A second issue is that this was a very obese patient, and there should have been concern that he might not actually be able to remove the splint and replace it. Many of our very elderly or very obese patients actually cannot put on and remove their own shoes, and so the prospect of taking off or putting back on a posterior splint and wrapping it might have been something the patient both didn’t understand and was unable to do. We talk a lot about how to teach people or what’s the best way for them to learn the things we need them to do, and in this case it would have been better for the physician assistant to actually just watch the patient remove the splint and put it back on so that they would understand how to do that and be sure that it was understood. Another thing that was very important would have been to document the actual appearance of the toes, I mean, the vascular supply before the patient was discharged and that was another documentation lapse in this case.
Q.) What are some opportunities to improve processes or systems to prevent this kind of outcome that we saw in this case?
A.) Well, I think in general there are a few take home points about discharge instruction. I mean, if you think about a patient who has been in the emergency room, people have provided good care, taking a history, doing a physical, doing labs. They have come up with a diagnosis and a treatment plan, but that all needs to be translated into an appropriate discharge set of instructions that the patient can understand. And I would say that the points I would make is to be sure that the instructions are clear and they are written down. Verbal instructions, five years later no one remembers what they actually said, and that becomes very tricky in terms of just the legal aspects of a case.
The second thing is to be very clear about who the patient is to follow up with and when.

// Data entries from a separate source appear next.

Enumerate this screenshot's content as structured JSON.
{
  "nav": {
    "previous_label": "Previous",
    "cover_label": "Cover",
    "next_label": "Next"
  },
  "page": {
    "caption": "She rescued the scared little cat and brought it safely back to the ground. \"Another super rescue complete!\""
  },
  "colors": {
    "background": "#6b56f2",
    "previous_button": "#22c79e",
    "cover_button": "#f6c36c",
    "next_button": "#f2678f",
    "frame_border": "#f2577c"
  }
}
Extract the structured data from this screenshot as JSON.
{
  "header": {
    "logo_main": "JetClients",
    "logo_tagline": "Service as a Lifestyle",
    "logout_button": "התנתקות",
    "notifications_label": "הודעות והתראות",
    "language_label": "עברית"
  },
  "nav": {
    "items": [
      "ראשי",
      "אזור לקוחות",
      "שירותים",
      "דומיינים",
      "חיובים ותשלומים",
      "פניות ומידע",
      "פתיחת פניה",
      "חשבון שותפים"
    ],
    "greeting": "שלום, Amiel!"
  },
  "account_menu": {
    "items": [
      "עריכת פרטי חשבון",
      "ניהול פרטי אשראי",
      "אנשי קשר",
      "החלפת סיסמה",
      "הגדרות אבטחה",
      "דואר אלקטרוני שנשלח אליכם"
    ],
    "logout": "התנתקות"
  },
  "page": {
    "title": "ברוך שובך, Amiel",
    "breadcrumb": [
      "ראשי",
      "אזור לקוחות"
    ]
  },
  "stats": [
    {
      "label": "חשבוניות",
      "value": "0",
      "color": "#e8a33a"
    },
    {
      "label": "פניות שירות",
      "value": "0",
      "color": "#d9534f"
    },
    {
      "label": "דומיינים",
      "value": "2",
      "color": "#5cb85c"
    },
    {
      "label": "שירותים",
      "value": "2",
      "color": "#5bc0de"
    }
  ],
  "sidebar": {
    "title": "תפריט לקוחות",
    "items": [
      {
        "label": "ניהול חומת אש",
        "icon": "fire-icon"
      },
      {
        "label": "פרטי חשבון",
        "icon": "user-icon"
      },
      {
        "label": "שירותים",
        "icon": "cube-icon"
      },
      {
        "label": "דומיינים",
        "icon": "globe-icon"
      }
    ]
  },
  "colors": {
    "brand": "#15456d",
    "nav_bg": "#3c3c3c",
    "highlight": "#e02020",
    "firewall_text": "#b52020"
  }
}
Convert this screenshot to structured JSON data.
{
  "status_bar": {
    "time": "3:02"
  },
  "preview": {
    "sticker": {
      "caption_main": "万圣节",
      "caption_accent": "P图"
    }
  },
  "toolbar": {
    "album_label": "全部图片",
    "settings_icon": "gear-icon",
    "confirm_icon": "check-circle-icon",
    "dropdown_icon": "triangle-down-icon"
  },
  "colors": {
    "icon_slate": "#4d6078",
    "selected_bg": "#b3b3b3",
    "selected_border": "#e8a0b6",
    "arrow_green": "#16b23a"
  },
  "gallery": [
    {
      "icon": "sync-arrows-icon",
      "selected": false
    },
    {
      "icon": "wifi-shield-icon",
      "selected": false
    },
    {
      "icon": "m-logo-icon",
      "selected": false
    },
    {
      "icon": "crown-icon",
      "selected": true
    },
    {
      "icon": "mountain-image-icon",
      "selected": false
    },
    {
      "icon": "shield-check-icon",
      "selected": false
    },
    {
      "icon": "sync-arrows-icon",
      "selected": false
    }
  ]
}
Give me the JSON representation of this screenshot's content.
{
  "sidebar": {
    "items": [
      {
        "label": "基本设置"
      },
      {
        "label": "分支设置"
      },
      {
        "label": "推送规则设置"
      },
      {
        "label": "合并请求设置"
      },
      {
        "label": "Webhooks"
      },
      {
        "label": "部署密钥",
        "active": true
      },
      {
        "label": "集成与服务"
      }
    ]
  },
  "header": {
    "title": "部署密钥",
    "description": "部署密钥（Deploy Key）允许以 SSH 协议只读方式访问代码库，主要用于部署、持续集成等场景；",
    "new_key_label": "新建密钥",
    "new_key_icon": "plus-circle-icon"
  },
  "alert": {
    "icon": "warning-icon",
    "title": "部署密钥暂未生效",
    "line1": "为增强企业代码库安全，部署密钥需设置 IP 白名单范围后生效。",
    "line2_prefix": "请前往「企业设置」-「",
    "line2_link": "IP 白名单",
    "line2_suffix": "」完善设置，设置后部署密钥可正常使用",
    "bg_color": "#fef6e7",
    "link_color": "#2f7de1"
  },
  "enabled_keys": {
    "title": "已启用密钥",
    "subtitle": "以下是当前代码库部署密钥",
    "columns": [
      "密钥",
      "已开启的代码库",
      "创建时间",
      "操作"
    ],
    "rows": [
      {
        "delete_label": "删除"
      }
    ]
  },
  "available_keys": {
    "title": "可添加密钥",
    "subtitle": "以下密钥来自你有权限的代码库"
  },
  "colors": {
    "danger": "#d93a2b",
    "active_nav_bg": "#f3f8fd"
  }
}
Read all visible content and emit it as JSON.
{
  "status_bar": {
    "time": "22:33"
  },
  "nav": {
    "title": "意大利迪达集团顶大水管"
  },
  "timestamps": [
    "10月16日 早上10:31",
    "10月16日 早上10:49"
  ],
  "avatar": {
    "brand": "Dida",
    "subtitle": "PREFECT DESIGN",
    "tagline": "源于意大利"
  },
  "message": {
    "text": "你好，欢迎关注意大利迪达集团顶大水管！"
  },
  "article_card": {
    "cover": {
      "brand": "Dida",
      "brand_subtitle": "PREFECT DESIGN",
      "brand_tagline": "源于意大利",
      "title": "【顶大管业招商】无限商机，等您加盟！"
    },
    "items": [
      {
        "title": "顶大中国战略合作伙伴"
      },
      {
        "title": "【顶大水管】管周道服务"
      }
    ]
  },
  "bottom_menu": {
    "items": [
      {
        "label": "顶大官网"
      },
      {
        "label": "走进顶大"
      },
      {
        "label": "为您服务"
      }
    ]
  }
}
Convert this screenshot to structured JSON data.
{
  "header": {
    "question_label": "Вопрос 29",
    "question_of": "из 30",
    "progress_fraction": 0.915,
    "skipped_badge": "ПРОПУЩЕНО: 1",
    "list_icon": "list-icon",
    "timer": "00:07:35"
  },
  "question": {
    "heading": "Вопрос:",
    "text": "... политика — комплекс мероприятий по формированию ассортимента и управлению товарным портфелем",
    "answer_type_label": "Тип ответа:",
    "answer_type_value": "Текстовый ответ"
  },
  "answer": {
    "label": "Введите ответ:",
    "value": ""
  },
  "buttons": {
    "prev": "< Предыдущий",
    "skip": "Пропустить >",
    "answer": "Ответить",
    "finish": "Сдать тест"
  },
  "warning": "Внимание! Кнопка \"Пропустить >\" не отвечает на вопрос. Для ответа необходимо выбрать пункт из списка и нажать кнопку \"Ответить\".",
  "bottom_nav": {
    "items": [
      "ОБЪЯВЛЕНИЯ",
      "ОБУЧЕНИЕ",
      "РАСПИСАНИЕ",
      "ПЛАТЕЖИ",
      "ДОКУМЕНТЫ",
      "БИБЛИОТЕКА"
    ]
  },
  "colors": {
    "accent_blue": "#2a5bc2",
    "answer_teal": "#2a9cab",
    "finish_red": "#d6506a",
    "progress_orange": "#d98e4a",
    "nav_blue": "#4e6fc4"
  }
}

The third thing I would say is clearly identify any tests that are still pending, which people sometimes do, but there is this gap sometimes between when the discharge instructions are written and when they are actually given to the patient and during that time a test result can come back, say a white count differential or a CAT scan result that doesn’t make into the discharge summary and actually doesn’t make it into the clinical formulation. So I think prematurely writing instructions is just sort of a bad habit.
And finally, I’d say just be sure that the discharge instructions have relevance to that particular patient. Don’t tell a patient in pain to return if the pain returns. It’s just confusing. Or make sure that the patient has the ability to comply with the instructions as written. Those are the things that I think would be most beneficial, both in providing safe care and achieving the result we’re looking for, but also avoiding litigation.
Thank you, Carla, this is an important, ongoing challenge for all of us. Dr. Carla Ford is an internist and physician consultant for CRICO and I’m Tom Augello.
About the series
Even in the safest healthcare setting, things can go wrong. For more than 40 years, CRICO has analyzed MPL cases from the Harvard medical community. Join our experts as they unpack what occurred and the lessons learned for safer patient care from the causes of these errors.